Robin Chase, the founder of ZIPcar, said: “My father had one job in his life, I’ve had six in mine, my kids will have six at the same time”, which gives the most pertinent description of the gig economy. The gig economy is a term used to describe a flexible employment model with short-time and flexible working arrangements. It aims to replace traditional employment models with long-term labour relationships and fixed working arrangements. The gig economy has gained global attention in recent years. In fact, our global survey of business leaders found that 81% of leaders is exploring more flexible working arrangements to attract and retain talent. The World Development Report 2019 issued by World Bank suggests the future labour market will be increasingly dominated by odd jobs rather than full-time jobs, heralding new trends in the global labour market.
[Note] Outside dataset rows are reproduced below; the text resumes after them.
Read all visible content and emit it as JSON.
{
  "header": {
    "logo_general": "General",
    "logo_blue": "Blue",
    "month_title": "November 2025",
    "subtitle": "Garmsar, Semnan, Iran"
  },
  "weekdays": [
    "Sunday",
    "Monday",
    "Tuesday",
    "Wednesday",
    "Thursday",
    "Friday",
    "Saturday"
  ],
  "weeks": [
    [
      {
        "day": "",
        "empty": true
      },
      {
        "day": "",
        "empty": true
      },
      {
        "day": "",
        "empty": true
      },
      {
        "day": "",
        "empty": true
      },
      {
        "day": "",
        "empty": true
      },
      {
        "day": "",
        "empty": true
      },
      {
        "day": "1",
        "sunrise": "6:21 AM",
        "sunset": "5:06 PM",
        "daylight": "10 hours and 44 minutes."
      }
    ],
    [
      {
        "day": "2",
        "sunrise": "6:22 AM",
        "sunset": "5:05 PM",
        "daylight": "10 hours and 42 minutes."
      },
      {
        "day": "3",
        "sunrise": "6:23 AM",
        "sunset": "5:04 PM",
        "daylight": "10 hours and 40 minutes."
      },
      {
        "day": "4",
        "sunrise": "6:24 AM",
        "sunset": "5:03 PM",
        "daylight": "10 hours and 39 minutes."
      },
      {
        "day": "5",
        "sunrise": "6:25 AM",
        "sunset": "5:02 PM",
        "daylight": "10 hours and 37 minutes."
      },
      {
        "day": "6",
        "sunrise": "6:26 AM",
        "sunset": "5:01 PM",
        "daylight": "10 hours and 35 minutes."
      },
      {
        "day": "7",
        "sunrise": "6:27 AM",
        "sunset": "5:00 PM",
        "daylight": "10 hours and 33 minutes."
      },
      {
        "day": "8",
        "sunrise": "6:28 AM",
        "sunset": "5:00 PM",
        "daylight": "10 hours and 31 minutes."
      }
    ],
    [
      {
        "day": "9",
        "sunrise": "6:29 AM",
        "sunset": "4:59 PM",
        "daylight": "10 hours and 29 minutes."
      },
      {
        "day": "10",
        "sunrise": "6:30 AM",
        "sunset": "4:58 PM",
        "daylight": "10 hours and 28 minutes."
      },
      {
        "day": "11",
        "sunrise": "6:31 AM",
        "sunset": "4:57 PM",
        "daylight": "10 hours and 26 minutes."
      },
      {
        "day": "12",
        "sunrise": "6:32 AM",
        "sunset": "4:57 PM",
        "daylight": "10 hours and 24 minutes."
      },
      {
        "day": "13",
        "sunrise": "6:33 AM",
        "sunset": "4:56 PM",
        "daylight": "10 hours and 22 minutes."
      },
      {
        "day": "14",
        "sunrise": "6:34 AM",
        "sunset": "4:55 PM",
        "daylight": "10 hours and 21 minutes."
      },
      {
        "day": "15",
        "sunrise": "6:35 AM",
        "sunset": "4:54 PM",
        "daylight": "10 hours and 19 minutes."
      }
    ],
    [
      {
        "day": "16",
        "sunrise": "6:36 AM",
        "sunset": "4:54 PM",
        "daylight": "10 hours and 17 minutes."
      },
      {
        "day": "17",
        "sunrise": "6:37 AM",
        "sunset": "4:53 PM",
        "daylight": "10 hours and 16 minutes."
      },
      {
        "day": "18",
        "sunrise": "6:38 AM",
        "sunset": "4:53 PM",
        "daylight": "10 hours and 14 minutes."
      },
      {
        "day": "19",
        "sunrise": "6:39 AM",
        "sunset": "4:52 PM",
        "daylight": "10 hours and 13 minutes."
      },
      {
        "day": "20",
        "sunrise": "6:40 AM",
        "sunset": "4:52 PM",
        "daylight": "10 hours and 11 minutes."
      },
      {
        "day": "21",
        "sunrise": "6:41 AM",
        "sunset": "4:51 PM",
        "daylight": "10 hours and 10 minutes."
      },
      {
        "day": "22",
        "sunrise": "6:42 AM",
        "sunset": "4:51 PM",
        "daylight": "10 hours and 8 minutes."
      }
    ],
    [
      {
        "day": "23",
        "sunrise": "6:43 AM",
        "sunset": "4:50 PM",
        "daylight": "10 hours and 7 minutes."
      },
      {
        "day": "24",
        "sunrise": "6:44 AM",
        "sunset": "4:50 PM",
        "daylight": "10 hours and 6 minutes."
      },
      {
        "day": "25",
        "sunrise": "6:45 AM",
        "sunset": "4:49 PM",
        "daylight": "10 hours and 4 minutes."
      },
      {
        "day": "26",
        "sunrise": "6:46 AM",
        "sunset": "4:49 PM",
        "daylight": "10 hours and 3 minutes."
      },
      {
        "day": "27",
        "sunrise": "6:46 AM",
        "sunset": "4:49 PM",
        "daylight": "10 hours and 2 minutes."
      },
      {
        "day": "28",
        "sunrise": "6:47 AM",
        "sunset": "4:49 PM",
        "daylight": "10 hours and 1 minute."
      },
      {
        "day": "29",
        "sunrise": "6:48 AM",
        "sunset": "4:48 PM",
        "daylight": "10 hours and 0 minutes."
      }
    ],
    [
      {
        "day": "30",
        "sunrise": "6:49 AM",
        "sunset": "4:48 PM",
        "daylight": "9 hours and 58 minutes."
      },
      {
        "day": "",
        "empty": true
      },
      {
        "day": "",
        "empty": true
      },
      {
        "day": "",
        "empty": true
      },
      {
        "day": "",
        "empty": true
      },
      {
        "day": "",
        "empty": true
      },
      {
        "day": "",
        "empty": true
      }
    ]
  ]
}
Across the globe, a steep increase in flexible contracts and working arrangements is witnessed. There is a wide range of people and jobs within the gig economy as well, ranging from specialised professionals to lower-skilled job such as self-employed delivery drivers. For example, the UN publication Digital Economy 2.0 forecasts that in China, permanent contracts with the traditional 8-hour work day is expected to be abandoned and an 400 million people large labour force in China – accounting for 50% of total labour force in China – will seek self-employment online in the next 20 years. Expansion of the gig economy is a trend we expect to see across the globe.
So, what is driving this trend to transform workforce models? The speed of technological innovation is one of them. New innovations have drastically transformed all aspects of human life in the past two decades, including the way we work and our attitude towards work. Technology has somewhat blurred the lines between our professional and private lives, it has made the world smaller and enabled a greater deal flexibility. The widely adopted use of Cloud technology is a good example of this, and business leaders recognise cloud-enabled, mobile business models to be the characteristic of successful business models of the future. A trend echoed in the real estate sector, where the concept of ‘space as a service’ is increasing in popularity.Click here to learn more.